- **WHAT YOU WILL DO**:
Search the records below for the string "time" and copy each line where it turns up.

-------

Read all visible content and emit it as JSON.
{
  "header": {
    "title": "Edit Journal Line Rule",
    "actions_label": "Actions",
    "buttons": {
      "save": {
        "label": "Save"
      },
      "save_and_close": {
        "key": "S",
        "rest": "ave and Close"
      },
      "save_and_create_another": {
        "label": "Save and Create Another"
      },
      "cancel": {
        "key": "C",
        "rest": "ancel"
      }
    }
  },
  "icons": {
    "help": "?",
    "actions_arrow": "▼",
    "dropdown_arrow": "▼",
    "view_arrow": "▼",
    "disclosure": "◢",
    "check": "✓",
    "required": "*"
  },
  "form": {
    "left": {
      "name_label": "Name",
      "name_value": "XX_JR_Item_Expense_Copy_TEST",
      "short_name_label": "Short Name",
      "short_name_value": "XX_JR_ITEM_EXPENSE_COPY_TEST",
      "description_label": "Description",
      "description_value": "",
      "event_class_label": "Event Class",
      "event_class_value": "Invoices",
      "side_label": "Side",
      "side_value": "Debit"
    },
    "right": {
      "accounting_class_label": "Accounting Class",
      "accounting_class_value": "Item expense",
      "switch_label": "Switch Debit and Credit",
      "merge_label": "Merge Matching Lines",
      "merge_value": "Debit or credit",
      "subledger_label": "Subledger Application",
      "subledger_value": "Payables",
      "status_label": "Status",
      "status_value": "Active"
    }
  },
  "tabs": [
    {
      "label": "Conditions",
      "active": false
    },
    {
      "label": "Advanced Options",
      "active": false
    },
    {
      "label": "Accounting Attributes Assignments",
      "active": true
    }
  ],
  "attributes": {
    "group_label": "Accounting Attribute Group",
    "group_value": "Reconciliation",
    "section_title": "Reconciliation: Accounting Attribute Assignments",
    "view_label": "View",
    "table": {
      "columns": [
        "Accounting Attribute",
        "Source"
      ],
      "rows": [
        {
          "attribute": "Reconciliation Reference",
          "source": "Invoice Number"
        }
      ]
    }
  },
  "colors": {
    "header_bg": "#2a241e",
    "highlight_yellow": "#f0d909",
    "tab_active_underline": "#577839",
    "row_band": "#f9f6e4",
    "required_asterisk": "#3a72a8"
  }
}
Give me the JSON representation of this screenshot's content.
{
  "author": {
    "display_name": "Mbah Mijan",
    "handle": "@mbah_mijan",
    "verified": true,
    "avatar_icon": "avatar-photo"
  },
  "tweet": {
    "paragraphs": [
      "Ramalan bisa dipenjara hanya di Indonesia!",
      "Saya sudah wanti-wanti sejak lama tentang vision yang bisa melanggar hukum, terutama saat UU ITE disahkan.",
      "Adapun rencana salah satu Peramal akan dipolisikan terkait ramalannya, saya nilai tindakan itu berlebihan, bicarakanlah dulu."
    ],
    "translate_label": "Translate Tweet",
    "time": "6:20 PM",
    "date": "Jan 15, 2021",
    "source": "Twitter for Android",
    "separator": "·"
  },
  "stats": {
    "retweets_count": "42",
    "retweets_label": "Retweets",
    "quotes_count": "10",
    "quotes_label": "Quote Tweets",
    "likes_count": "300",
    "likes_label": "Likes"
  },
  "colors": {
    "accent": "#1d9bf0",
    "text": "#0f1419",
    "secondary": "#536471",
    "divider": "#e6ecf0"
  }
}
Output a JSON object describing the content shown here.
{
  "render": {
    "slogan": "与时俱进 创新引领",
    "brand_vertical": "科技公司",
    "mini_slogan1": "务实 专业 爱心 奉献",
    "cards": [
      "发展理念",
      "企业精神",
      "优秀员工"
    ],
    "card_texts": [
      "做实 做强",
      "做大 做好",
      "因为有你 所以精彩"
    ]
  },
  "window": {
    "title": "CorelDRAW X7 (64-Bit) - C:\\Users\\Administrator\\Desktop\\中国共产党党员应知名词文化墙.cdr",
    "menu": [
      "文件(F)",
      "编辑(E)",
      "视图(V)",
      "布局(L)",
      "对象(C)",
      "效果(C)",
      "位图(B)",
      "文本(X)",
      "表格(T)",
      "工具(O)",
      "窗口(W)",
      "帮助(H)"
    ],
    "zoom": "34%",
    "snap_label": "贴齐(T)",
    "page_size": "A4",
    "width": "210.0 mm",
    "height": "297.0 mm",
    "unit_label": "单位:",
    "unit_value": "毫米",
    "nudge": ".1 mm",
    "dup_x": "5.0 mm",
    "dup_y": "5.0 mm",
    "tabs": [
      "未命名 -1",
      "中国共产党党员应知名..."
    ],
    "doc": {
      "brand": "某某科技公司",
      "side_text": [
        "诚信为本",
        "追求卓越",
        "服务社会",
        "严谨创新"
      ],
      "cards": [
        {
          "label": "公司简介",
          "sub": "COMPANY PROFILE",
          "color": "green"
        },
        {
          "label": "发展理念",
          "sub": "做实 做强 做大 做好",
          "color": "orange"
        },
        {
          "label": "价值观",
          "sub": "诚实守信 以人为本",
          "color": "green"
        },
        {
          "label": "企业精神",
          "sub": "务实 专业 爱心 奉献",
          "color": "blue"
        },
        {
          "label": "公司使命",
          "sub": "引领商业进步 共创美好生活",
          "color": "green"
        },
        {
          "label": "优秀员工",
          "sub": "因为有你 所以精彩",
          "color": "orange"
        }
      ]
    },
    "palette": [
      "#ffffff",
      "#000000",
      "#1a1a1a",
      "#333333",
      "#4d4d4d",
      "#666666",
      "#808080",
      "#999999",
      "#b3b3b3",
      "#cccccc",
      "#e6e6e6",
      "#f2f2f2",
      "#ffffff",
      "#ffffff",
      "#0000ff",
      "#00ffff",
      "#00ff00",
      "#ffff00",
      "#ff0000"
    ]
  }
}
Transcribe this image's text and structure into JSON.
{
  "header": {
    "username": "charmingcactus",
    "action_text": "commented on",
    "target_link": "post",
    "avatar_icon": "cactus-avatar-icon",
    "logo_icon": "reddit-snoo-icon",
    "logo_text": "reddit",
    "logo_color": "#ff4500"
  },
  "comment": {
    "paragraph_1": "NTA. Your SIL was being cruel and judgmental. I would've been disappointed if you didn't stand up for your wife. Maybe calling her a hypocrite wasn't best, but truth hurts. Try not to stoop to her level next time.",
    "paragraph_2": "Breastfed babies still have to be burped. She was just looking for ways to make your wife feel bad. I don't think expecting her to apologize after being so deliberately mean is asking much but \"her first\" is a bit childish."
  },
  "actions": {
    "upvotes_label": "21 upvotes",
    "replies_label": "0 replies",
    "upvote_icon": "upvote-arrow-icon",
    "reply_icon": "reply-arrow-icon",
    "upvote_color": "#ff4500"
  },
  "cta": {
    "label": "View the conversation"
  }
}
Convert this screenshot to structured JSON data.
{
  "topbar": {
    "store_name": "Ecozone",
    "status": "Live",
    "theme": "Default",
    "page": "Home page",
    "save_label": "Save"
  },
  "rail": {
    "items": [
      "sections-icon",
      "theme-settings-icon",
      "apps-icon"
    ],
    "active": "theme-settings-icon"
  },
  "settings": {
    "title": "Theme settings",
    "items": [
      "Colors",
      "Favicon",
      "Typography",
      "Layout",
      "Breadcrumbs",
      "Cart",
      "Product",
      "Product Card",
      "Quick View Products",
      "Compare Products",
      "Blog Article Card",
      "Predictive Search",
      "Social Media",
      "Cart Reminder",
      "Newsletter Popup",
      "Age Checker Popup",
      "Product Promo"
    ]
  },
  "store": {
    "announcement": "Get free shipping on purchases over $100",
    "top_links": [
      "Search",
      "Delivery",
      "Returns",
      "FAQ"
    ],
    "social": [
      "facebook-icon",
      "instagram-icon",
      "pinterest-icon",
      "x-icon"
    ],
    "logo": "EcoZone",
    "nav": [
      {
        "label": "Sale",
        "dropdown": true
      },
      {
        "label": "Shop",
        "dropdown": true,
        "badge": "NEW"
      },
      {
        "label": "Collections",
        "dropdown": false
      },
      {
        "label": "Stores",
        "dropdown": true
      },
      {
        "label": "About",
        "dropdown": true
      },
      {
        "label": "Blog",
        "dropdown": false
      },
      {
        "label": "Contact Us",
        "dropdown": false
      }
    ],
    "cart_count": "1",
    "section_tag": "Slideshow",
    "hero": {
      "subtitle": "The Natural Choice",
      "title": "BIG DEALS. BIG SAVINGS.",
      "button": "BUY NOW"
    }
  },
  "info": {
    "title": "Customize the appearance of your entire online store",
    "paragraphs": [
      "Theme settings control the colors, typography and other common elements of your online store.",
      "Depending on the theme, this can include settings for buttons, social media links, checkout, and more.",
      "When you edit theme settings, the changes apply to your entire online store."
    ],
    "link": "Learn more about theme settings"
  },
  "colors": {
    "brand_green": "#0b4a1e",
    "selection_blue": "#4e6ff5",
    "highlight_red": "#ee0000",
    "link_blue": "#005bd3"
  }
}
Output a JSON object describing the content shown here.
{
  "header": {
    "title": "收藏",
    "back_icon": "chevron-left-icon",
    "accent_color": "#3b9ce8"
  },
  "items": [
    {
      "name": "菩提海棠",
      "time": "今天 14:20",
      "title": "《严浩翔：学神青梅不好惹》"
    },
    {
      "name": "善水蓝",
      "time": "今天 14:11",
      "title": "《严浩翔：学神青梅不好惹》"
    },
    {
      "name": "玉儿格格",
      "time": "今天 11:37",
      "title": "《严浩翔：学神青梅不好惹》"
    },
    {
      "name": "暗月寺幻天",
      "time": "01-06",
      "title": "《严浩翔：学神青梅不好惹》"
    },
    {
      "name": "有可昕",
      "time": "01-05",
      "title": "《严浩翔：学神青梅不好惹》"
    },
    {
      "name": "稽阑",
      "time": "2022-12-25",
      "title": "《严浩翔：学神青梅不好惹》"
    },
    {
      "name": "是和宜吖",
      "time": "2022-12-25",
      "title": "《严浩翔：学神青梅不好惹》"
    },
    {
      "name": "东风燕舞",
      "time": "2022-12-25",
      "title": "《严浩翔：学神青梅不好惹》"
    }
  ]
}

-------

- **OUTPUT FOR THIS EXERCISE**:
    "time": "6:20 PM",
    "paragraph_1": "NTA. Your SIL was being cruel and judgmental. I would've been disappointed if you didn't stand up for your wife. Maybe calling her a hypocrite wasn't best, but truth hurts. Try not to stoop to her level next time.",
      "time": "今天 14:20",
      "time": "今天 14:11",
      "time": "今天 11:37",
      "time": "01-06",
      "time": "01-05",
      "time": "2022-12-25",
      "time": "2022-12-25",
      "time": "2022-12-25",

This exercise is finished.